Danny Welbeck scored his first ever senior hat-trick last Wednesday night, as an Arsenal side that was down to 10 men tore apart Turkish side Galatasaray in the Champions League.
As you’ll remember, Welbeck was one of the main casualties of Louis van Gaal’s first two months in charge at Manchester United, with the Dutchman allowing the striker to depart for the Emirates on transfer deadline day.
It emerged a couple of weeks ago that van Gaal had let Welbeck go because, “he doesn’t have the record of Robin van Persie or Wayne Rooney”. In short, van Gaal felt that Welbeck was dispensable because he did not score enough goals.
Whilst some readers may be nodding sagely and agreeing with van Gaal, this statement betrays a serious chink in logic. Comparing the performances of van Persie and Rooney with that of Welbeck over the last few seasons is like comparing apples and pears. Yes, Welbeck is a striker, but his opportunities in a centre forward position at United were so infrequent that it really was impossible to judge him in that position.
When Welbeck moved to the Emirates, for me, the jury was still out. I wasn’t sure whether or not he would be able to cope with being the main man for a big club, and whether his touch was good enough to play up front on his own. But one thing is for sure, I knew that we’d find out how good a player Welbeck is.
The role that Sir Alex Ferguson crafted for Welbeck was a dogged, defensive one. The home-grown United product was often asked to press high up the pitch whilst also getting back to support his full back. The fact Welbeck was effective in that position cannot be denied, but what is clear is that this was not a position in which Welbeck could firmly demonstrate his ability as a striker.
Surely van Gaal knew that. Surely the Dutchman knew that goals could not be the only measure with which to analyse a player whose main role over the last few years has not been to score goals. Yet this was exactly the yardstick used, and this measurement resulted in Welbeck being allowed to leave.
On Wednesday night, we saw what Welbeck is capable of when he is allowed to play in his preferred position. Okay, so Galatasaray are not the most formidable of opposition, but the fact remains that Welbeck led a line that absolutely decimated them. We should not forget that this was in the Champions League – a competition that Manchester United is not even in.
For Arsenal fans there will be a delicious irony about van Gaal’s comments – the Dutchman says that Welbeck does not score enough, and then – in his preferred position – Welbeck starts scoring. What Welbeck has proved is that he can score in the big games for a big club – this was not an opportunity afforded him by his previous manager.
Given that Robin van Persie is 31 and injury-prone, Wayne Rooney is arguably past his peak and plays better in a withdrawn role, and Radamel Falcao is only on loan and is coming back from a serious and career threatening injury; there was certainly a case for Welbeck being allowed to stake his claim up front (particularly if van Gaal was going to play two strikers). This case was dismissed by van Gaal. But Welbeck has now played a key role in furthering Arsenal’s Champions League aspirations, while the club he left last month continues to resemble something of a basketcase.

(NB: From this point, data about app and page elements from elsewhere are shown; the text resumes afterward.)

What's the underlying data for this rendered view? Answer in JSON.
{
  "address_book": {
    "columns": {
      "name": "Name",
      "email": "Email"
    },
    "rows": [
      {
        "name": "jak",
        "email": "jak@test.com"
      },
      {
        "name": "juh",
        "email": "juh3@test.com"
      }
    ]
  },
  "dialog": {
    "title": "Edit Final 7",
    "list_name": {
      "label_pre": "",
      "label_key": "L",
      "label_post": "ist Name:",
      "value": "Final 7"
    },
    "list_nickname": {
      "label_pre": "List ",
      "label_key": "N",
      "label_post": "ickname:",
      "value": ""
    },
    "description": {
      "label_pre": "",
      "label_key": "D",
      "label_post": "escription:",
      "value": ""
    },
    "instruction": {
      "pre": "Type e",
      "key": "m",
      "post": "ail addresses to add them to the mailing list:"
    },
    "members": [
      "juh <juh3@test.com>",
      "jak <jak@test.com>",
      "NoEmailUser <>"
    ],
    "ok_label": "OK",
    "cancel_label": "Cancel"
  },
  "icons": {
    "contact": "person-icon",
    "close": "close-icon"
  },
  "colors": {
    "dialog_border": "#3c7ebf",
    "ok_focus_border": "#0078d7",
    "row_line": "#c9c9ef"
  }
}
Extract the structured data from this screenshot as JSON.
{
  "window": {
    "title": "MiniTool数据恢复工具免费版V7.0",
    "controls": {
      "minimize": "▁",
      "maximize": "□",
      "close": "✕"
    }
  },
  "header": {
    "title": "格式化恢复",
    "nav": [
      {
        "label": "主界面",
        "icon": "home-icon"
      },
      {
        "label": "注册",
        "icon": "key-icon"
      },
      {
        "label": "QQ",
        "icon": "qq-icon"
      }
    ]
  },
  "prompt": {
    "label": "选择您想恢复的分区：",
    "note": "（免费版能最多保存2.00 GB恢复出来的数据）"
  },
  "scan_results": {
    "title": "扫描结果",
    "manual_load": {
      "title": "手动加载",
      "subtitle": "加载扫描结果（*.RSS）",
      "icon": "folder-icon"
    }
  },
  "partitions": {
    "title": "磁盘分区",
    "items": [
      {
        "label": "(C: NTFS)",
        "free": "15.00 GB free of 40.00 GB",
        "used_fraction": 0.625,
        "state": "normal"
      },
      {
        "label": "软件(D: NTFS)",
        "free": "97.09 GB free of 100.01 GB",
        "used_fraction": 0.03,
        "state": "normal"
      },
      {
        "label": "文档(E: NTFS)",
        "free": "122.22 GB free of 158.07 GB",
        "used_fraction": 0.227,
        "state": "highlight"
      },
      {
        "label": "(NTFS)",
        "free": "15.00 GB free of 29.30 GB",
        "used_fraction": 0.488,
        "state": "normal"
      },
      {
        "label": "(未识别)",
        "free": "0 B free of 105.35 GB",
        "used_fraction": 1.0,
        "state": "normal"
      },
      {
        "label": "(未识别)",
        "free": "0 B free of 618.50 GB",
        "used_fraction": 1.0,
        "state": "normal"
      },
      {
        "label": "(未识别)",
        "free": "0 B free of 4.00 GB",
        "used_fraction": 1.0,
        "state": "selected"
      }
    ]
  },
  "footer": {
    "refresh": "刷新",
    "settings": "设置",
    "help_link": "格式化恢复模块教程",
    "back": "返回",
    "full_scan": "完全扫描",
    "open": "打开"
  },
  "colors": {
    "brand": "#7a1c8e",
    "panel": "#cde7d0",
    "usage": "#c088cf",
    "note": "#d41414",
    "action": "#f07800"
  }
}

Welbeck might have been reticent to leave his hometown club, but in all likelihood, any reticence will almost certainly have evaporated. This is his time to shine.